After Hurricane Harvey, my household grew by seven–my daughter, son-in-law, three grandkids, and two granddogs. My husband and I are thankful that we have a dry house where they can stay as they recover from the five feet of water that destroyed their apartment.
School has resumed, and my beautiful grandchildren are up at 6:30 a.m. and out the door shortly after 7:00. Like so many families, mornings don’t allow much time for breakfast, and convenience foods like toaster pastries and granola bars are easy to grab and eat on the go. These foods are mostly simple sugars, with insignificant amounts of protein and healthy fat, which are needed to give strength and sustained energy for learning, playing, and growing bodies and minds.
When I quiz them about what they have for school lunches, so far it’s been cheeseburgers, pizza, potatoes, etc. One of my grandson’s classmates felt sorry for him since he lost his home, so he gave him a Honeybun. That was a thoughtful act of kindness, but you can see that there’s no shortage of refined carbohydrates available to our children.
My mission as grandma and nutritionist is to find creative ways (outside the “box”) to get nutrients into their bodies so they’ll have the fuel they need to meet academic, physical, and social challenges. It starts with me being present in the kitchen and dialoguing with them about how food affects their brain and body. We talk about eating outside the “box”.
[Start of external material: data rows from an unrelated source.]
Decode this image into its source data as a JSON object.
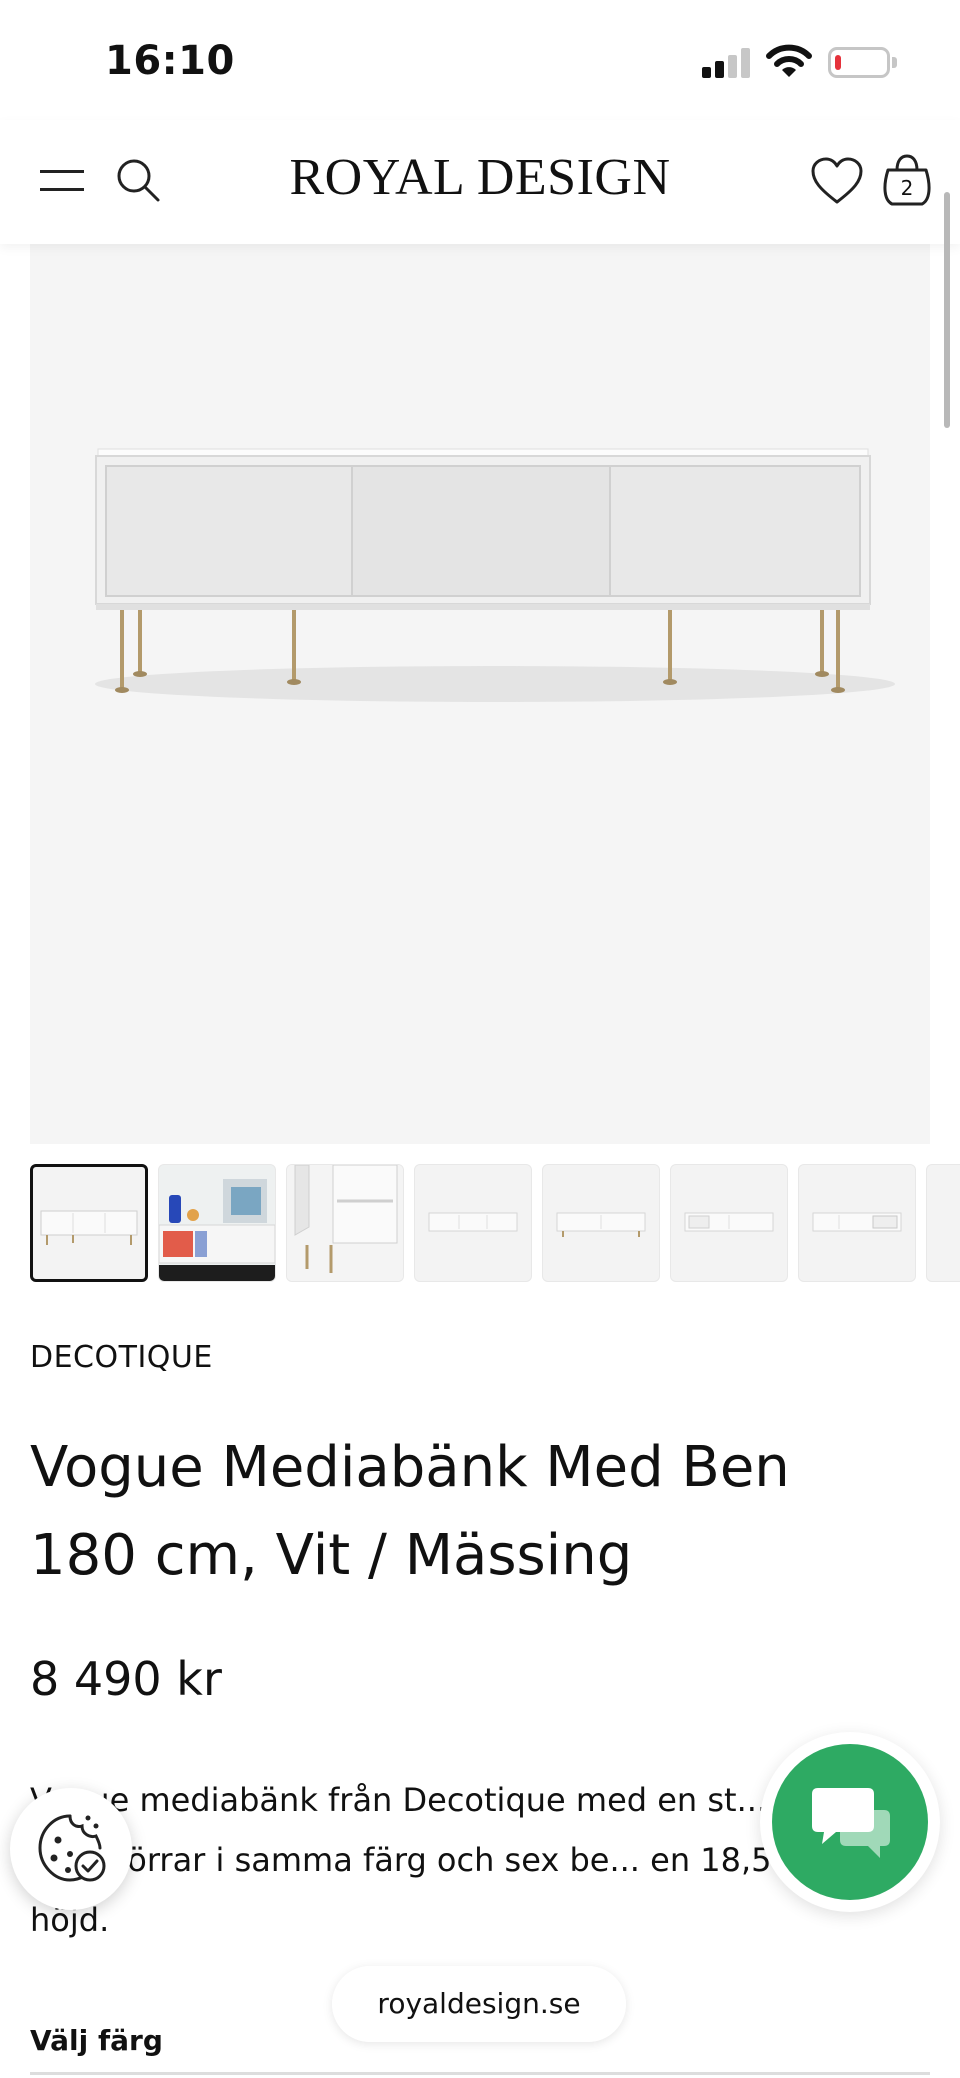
{
  "status_bar": {
    "time": "16:10",
    "battery_level": 0.1,
    "battery_color": "#e5323b",
    "icons": [
      "signal-icon",
      "wifi-icon",
      "battery-icon"
    ]
  },
  "header": {
    "logo": "ROYAL DESIGN",
    "cart_count": "2",
    "icons": [
      "menu-icon",
      "search-icon",
      "heart-icon",
      "bag-icon"
    ]
  },
  "gallery": {
    "thumbnail_count": 8,
    "active_index": 0,
    "more_hint": "3"
  },
  "product": {
    "brand": "DECOTIQUE",
    "title": "Vogue Mediabänk Med Ben 180 cm, Vit / Mässing",
    "price": "8 490 kr",
    "description": "Vogue mediabänk från Decotique med en st... tre skjutdörrar i samma färg och sex be... en 18,5 cm höjd.",
    "color_label": "Välj färg"
  },
  "floating": {
    "url": "royaldesign.se",
    "chat_color": "#2eaa63",
    "icons": [
      "cookie-icon",
      "chat-icon"
    ]
  }
}
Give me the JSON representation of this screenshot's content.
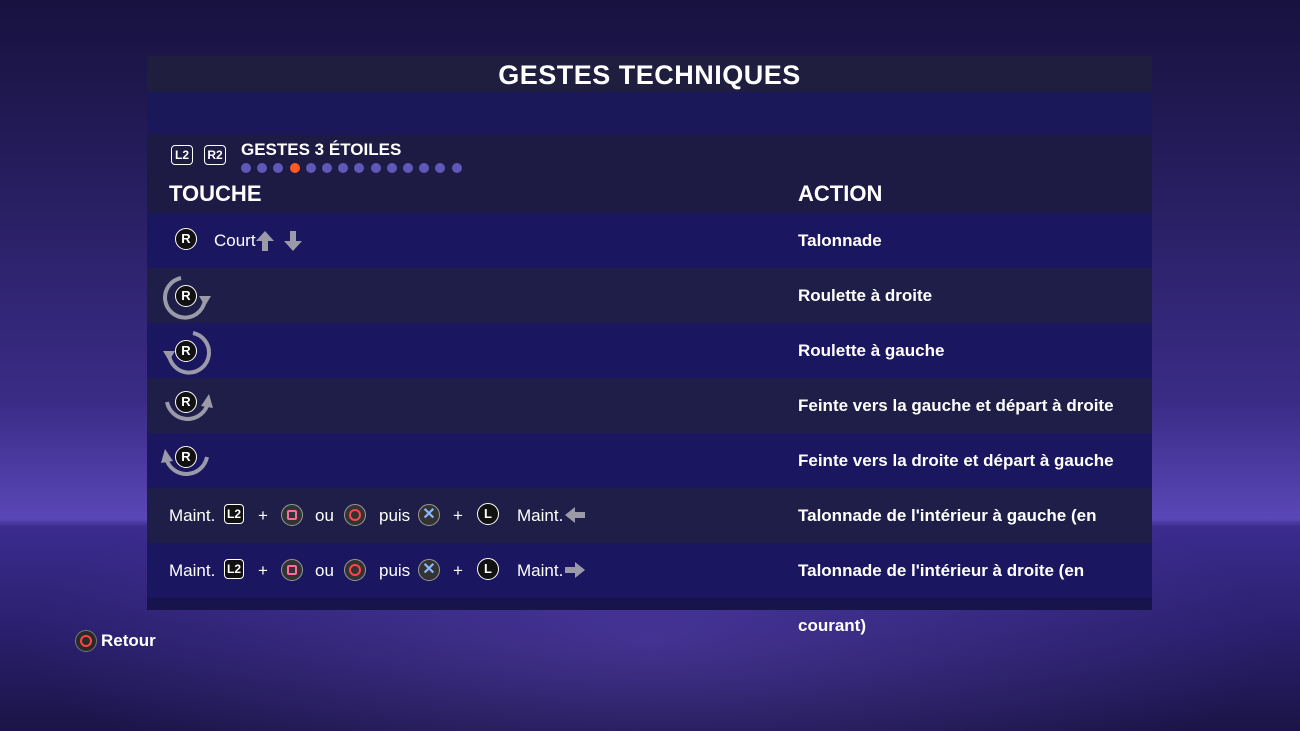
{
  "screen": {
    "title": "GESTES TECHNIQUES",
    "tab": {
      "left_trigger": "L2",
      "right_trigger": "R2",
      "label": "GESTES 3 ÉTOILES",
      "page_count": 14,
      "active_page": 4
    },
    "columns": {
      "control": "TOUCHE",
      "action": "ACTION"
    },
    "rows": [
      {
        "action": "Talonnade",
        "control_text": "Court"
      },
      {
        "action": "Roulette à droite"
      },
      {
        "action": "Roulette à gauche"
      },
      {
        "action": "Feinte vers la gauche et départ à droite"
      },
      {
        "action": "Feinte vers la droite et départ à gauche"
      },
      {
        "action": "Talonnade de l'intérieur à gauche (en courant)",
        "hold_1": "Maint.",
        "or_word": "ou",
        "then_word": "puis",
        "plus": "+",
        "hold_2": "Maint."
      },
      {
        "action": "Talonnade de l'intérieur à droite (en courant)",
        "hold_1": "Maint.",
        "or_word": "ou",
        "then_word": "puis",
        "plus": "+",
        "hold_2": "Maint."
      }
    ],
    "button_labels": {
      "r_stick": "R",
      "l_stick": "L",
      "l2": "L2"
    },
    "footer": {
      "back_label": "Retour"
    },
    "colors": {
      "accent": "#ff5a1f",
      "circle": "#ff4545",
      "panel": "#17144d"
    }
  }
}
I appealed to my 12-year-old grandson by telling him that he needs protein to build muscle. I offered him a snack bag filled with a handful of raw cashews to put in his back pack. I cooked some organic frozen corn in a little olive oil and organic butter, and he ate a bowlful for breakfast. This was eating outside the “box” for him.
My other grandson and granddaughter wanted frozen waffles topped with pure maple syrup and hemp seeds (we call them sprinkles). The hemp seeds add protein and healthy fats, which the brain needs to function at its best. My granddaughter took raw cashews (good source of calcium) in her snack bag, and my grandson took raw sunflower seeds (good source of vitamin E).
Two of my three grandkids drank some chlorophyll water (we call it leprechaun juice because it’s green). Chlorophyll is what makes leaves green. It helps increase the oxygen-carrying capacity of the blood. We use one from Nature’s Sunshine that’s made from alfalfa and contains spearmint oil, which is a natural remedy for indigestion and bloating. I mix about one teaspoonful into eight ounces of water.
I remind them to drink water in the mornings to hydrate their brains so they’ll be ready to think. We do a little math to explain the average amount they need to drink each day. They divide their weight by two to get the number of ounces of water. Since they often consume water in bottles, we decide how many they need to drink to meet their daily requirement.
I asked one of my grandsons if he would eat dragons’ tails (green beans) or broccoli for breakfast. He said yes! I told him that was eating outside the “box”. Guess what I’m going to serve in the morning?
My grandchildren are helping me experiment with different “energy bar” recipes. The first one I tried was the consistency of sticky cookie dough, which they enjoyed as an after-school snack and again this morning. I mixed almond flour (a handful of ground almonds) with collagen powder (protein), raw honey, unsweetened applesauce, coconut flour, vanilla, unsweetened peanut butter, and dairy-free chocolate chips. They were a hit!
I also try to use meal time to teach them to read ingredients on packaged foods and drinks. Little by little, we must teach our children to learn to be healthy. It’s foundational to their success!
Come on over to the Learning to be Healthy Facebook Group and share some healthy breakfast and snack tips or a favorite energy bar recipe!
Keep learning to be healthy!
Lisa Hernandez, Certified Nutritionist & Health Coach
1 Corinthians 10:31–“Whatever you eat or drink, or whatever you do, do it all for God’s glory!”
This information is for educational purposes only and is not intended to diagnose, treat, cure, or prevent disease. It does not take the place of any medical care that you may need. Consult your health care provider about making dietary and lifestyle changes that are right for you.